The Highway Administration, which, among other things, oversees federal funding for highway construction and maintenance, had given the typeface provisional endorsement in 2004. Studies had found it more legible, and therefore safer, than the Standard Alphabets for Traffic Control Devices—more commonly called Highway Gothic—which had gone largely unchanged for more than half a century. Many of America’s highway signs were subsequently updated; if you’ve driven in Pennsylvania, Texas, or some 20 other states, you’ve probably seen the typeface yourself. Clearview has both a classroom kind of simplicity and government-issued authority. Its letterforms are a little taller, a little roomier, and—under certain circumstances—more identifiable than the font it replaced.
In 1997, Penn State researchers subjected Clearview to a range of legibility tests. The results were unambiguously positive, showing that Clearview increased nighttime reading distance by as much as 16 percent. In 2001, a team led by Texas A&M transportation researcher Paul Carlson independently confirmed that Clearview improved the recognition distance of highway signs by as much as 12 percent, a difference of 74 feet over Highway Gothic.
That might not sound like much, but 74 feet provides someone driving 70 mph an extra seven-tenths of a second to react.
“Highway signage is the single most visible manifestation of the government in our day-to-day,” he says. “Everybody knows [the old typeface] looks like a dog’s lunch.”
The Smithsonian Institution’s design museum, the Cooper Hewitt in New York, added the font to its collections and celebrated Clearview as “a beautiful example of design as a form of social activism,” because it made highway signs more readable for older drivers.

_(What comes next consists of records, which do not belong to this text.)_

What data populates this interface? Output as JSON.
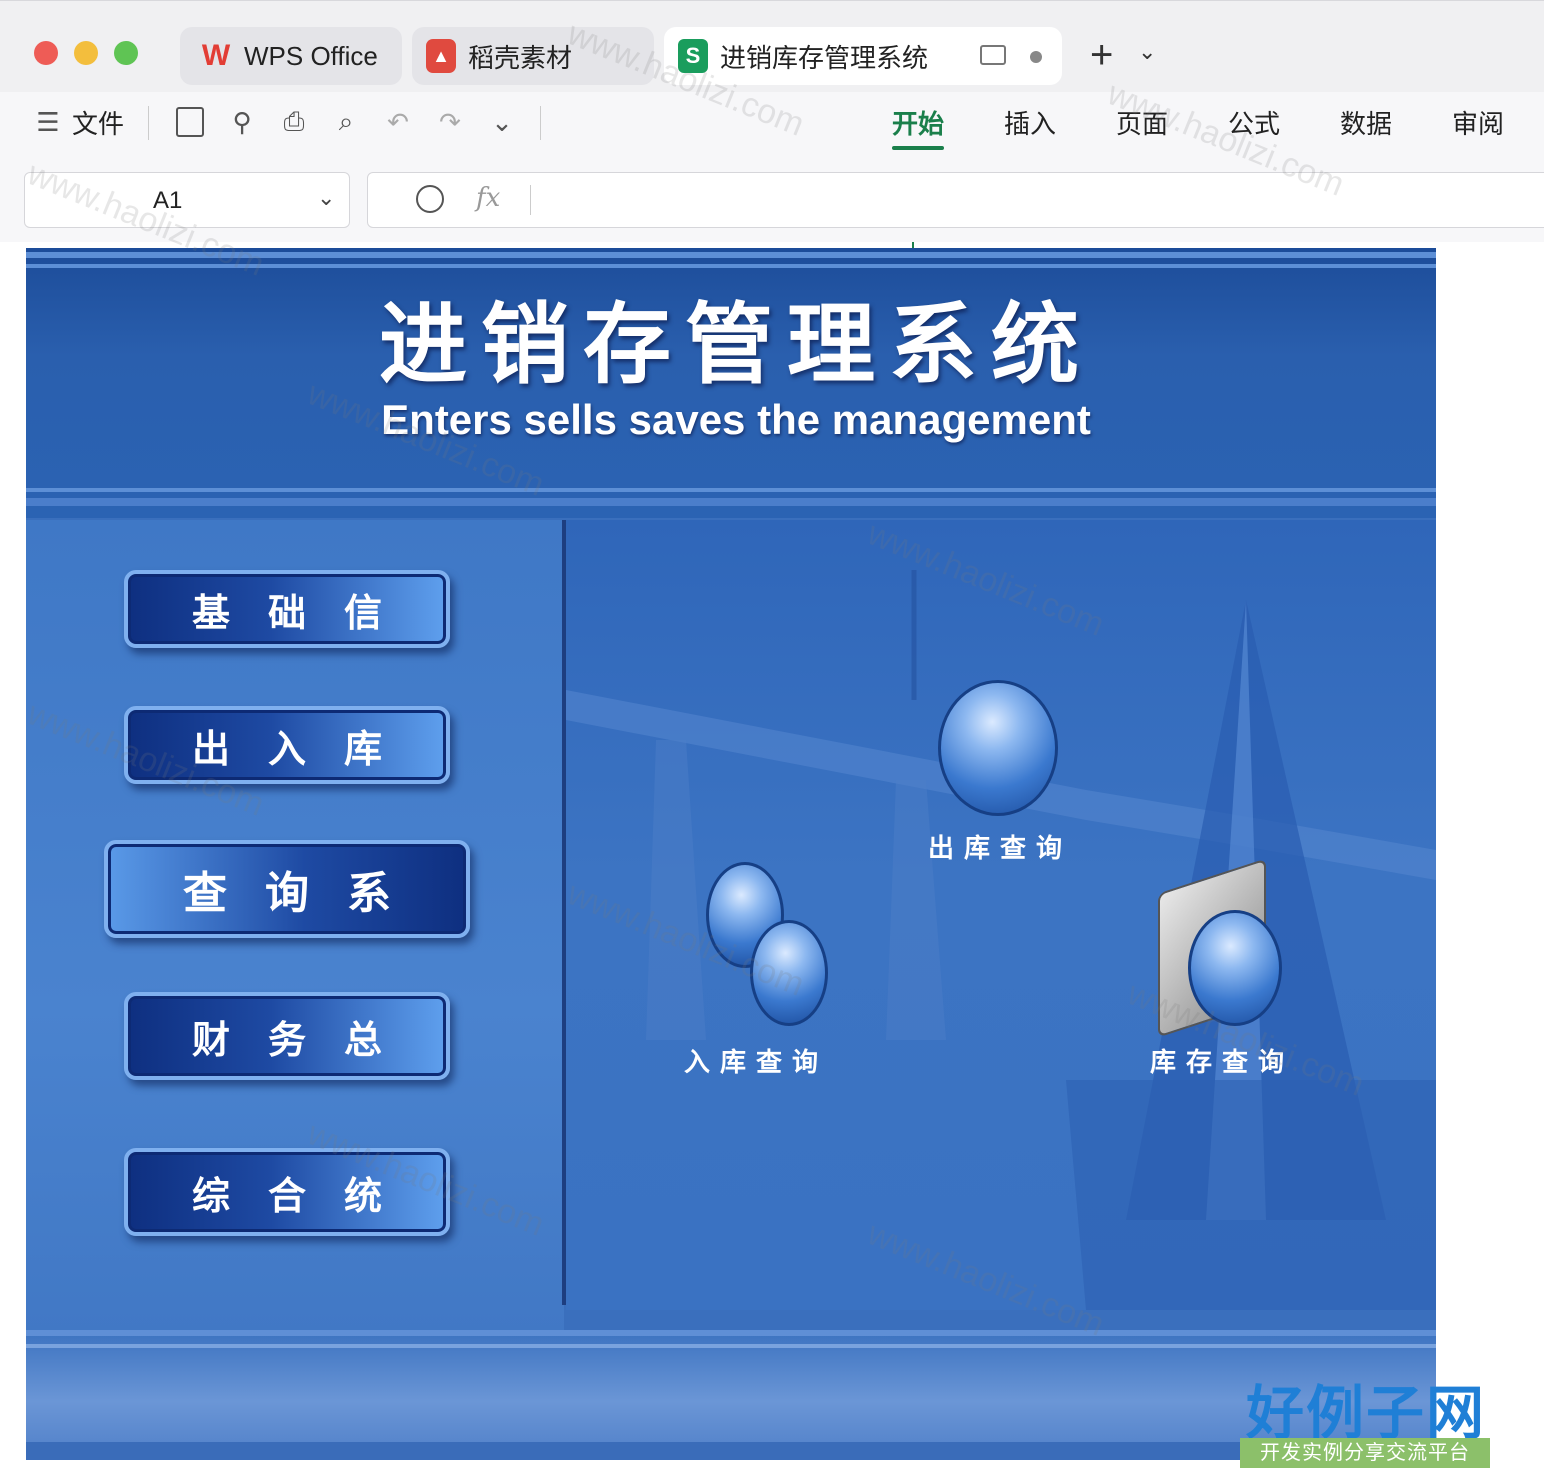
{
  "window": {
    "tabs": [
      {
        "label": "WPS Office",
        "icon": "wps-logo-icon"
      },
      {
        "label": "稻壳素材",
        "icon": "docer-icon"
      },
      {
        "label": "进销库存管理系统",
        "icon": "spreadsheet-s-icon",
        "active": true
      }
    ]
  },
  "toolbar": {
    "file_label": "文件",
    "ribbon_tabs": [
      "开始",
      "插入",
      "页面",
      "公式",
      "数据",
      "审阅"
    ],
    "active_tab": "开始"
  },
  "formula_bar": {
    "cell_ref": "A1",
    "fx_label": "fx",
    "value": ""
  },
  "app": {
    "title_cn": "进销存管理系统",
    "title_en": "Enters sells saves the management",
    "nav_buttons": [
      {
        "label": "基础信",
        "selected": false
      },
      {
        "label": "出入库",
        "selected": false
      },
      {
        "label": "查询系",
        "selected": true
      },
      {
        "label": "财务总",
        "selected": false
      },
      {
        "label": "综合统",
        "selected": false
      }
    ],
    "queries": {
      "outbound": "出库查询",
      "inbound": "入库查询",
      "stock": "库存查询"
    }
  },
  "watermark": {
    "text": "www.haolizi.com",
    "logo_main": "好例子网",
    "logo_sub": "开发实例分享交流平台"
  },
  "colors": {
    "accent_green": "#1a7f4b",
    "app_blue": "#3a6fbd",
    "nav_dark": "#0e2f80",
    "logo_blue": "#1f7fd6"
  }
}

The New York Times OpEd (written by a Civil Engineering and Infrastructure Professor at Duke) [link below] argues that font licensing might be the *real* reason that permission to use Clearview has been rescinded. In spite of these massive improvements in legibility, states using it have to pay a onetime fee to the firm that developed the face, whereas Highway Gothic is in the public domain so is free.
Complete article here:
America’s Highway Fonts Got More Drama Than The Bachelor
New York Times: Easy-Reading Road Signs Head to the Offramp
CityLab: America’s Sudden U-Turn on Highway Fonts
Clearview is out, Highway Gothic is (back) in. Critics want to know why.
Highway Administration’s Standard Highway Alphabet (originally developed in 1945)
UK’s Transport type for roadways